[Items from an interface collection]

────────────────────────────────────────

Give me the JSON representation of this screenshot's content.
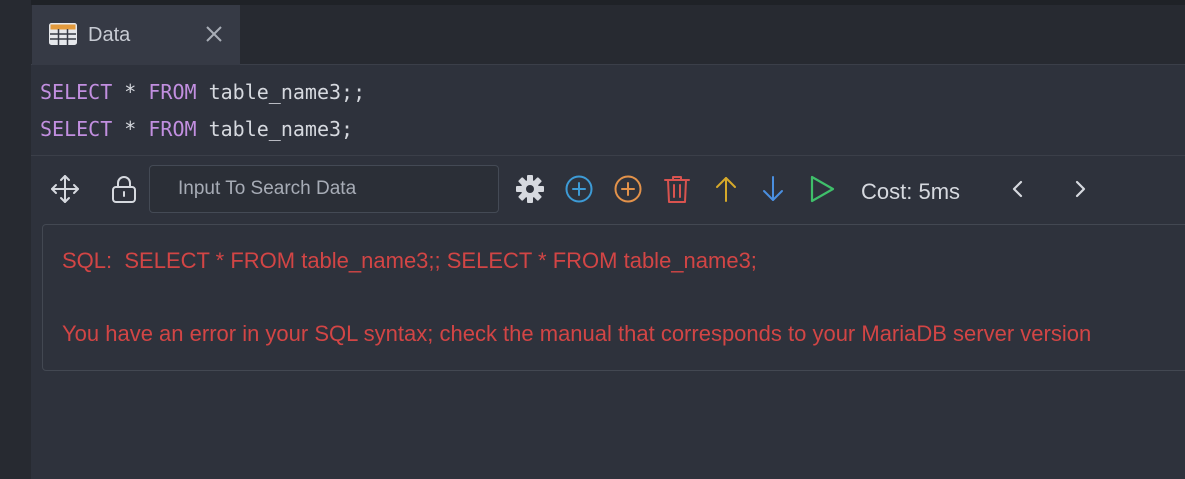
{
  "tab": {
    "icon": "table-icon",
    "label": "Data",
    "close_icon": "close-icon"
  },
  "editor": {
    "lines": [
      {
        "keyword1": "SELECT",
        "mid1": " * ",
        "keyword2": "FROM",
        "rest": " table_name3;;"
      },
      {
        "keyword1": "SELECT",
        "mid1": " * ",
        "keyword2": "FROM",
        "rest": " table_name3;"
      }
    ]
  },
  "toolbar": {
    "move_icon": "move-icon",
    "lock_icon": "lock-icon",
    "search_placeholder": "Input To Search Data",
    "settings_icon": "gear-icon",
    "add_icon": "plus-circle-icon",
    "add_alt_icon": "plus-circle-orange-icon",
    "delete_icon": "trash-icon",
    "up_icon": "arrow-up-icon",
    "down_icon": "arrow-down-icon",
    "run_icon": "play-icon",
    "cost_label": "Cost: 5ms",
    "prev_icon": "chevron-left-icon",
    "next_icon": "chevron-right-icon"
  },
  "result": {
    "sql_line": "SQL:  SELECT * FROM table_name3;; SELECT * FROM table_name3;",
    "error_line": "You have an error in your SQL syntax; check the manual that corresponds to your MariaDB server version"
  },
  "colors": {
    "keyword": "#c28fe0",
    "error": "#d24545",
    "add": "#3d9bd6",
    "add_alt": "#e3924a",
    "delete": "#d9534f",
    "up": "#d6a92a",
    "down": "#4a8fe0",
    "run": "#3fbf6a"
  }
}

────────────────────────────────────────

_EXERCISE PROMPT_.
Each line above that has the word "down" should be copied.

_ANSWER BOX_.
    "down_icon": "arrow-down-icon",
    "down": "#4a8fe0",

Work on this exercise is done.